> [Problem statement]:
Go through the entries below line by line and count those containing "документе"; the answer is that count alone.

Entries from a dataset of interfaces
== == ==

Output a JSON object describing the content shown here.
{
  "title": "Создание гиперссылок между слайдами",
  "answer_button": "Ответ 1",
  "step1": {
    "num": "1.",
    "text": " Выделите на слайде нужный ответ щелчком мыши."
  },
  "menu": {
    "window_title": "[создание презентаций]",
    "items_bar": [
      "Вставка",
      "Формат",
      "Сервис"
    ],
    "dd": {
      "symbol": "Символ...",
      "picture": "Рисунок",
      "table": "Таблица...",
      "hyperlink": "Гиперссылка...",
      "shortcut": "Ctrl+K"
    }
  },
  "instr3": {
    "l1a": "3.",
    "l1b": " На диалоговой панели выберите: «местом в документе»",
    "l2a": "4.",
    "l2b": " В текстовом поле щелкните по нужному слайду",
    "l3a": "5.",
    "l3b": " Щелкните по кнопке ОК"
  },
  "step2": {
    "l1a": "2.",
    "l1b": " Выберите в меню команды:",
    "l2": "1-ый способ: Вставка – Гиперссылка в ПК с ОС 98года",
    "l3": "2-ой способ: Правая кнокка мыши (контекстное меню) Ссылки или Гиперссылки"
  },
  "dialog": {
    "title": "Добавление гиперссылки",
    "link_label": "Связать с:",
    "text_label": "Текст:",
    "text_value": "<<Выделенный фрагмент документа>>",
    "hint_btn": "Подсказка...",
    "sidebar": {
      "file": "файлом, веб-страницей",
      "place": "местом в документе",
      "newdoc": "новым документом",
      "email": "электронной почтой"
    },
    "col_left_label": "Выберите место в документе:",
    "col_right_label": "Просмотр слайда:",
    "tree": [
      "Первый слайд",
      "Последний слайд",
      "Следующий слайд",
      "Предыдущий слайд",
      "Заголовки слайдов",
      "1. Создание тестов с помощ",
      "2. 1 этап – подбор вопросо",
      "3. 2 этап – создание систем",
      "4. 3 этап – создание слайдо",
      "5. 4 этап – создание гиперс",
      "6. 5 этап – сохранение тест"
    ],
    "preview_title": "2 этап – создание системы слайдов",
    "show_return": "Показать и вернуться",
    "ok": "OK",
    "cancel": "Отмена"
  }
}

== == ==

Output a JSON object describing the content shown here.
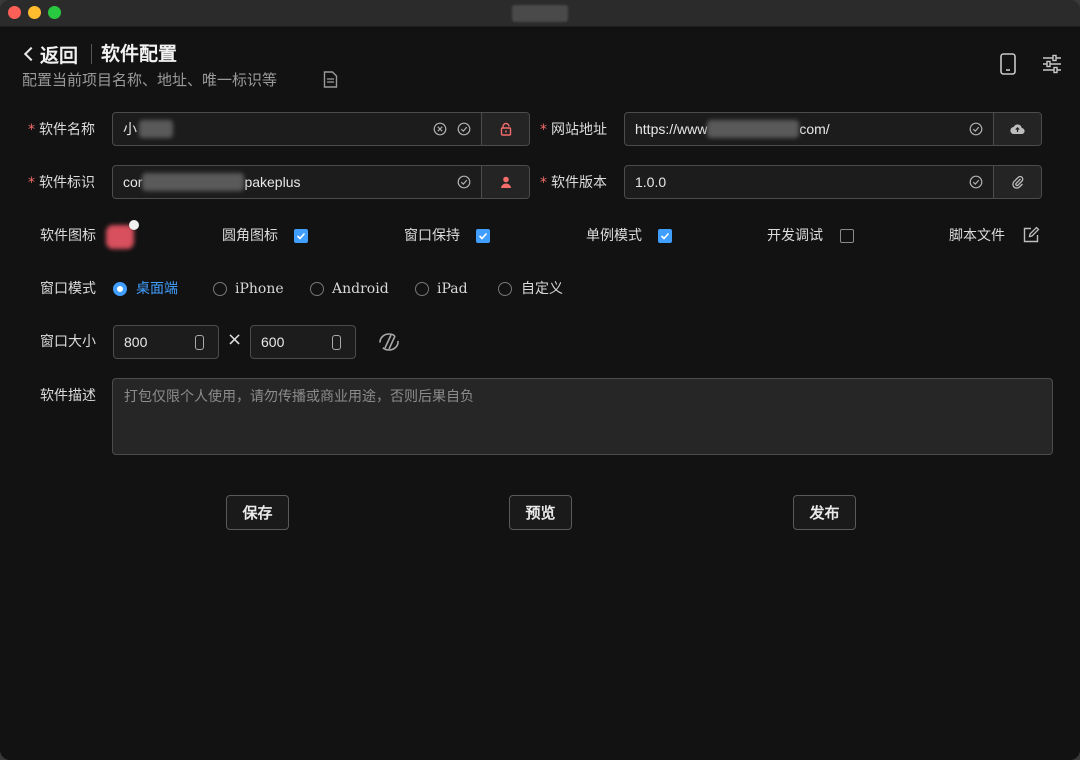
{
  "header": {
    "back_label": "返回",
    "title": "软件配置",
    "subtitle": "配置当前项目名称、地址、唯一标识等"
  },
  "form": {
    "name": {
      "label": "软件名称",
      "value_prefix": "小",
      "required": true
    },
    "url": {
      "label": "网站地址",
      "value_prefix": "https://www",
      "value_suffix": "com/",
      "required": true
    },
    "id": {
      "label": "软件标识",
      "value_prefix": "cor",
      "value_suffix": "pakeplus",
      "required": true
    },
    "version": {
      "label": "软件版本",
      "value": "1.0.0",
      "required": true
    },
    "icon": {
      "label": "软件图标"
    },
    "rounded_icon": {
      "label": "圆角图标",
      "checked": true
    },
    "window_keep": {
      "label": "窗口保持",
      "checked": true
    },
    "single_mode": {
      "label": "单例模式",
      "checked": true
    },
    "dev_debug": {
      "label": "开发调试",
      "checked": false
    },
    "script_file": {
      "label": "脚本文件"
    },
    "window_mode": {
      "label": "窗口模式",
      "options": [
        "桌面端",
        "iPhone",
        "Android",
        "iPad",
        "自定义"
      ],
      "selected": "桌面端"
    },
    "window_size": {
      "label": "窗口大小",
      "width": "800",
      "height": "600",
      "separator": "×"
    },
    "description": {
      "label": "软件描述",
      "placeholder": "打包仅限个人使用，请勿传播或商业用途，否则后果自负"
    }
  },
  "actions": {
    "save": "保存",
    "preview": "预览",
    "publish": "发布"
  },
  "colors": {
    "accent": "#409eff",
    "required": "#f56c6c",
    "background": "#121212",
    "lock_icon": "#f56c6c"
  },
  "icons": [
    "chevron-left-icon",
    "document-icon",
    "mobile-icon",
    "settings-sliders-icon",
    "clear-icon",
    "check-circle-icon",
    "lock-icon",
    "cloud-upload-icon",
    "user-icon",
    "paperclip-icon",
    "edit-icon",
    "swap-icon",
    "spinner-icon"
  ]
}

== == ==

> [Solution to the exercise]:
3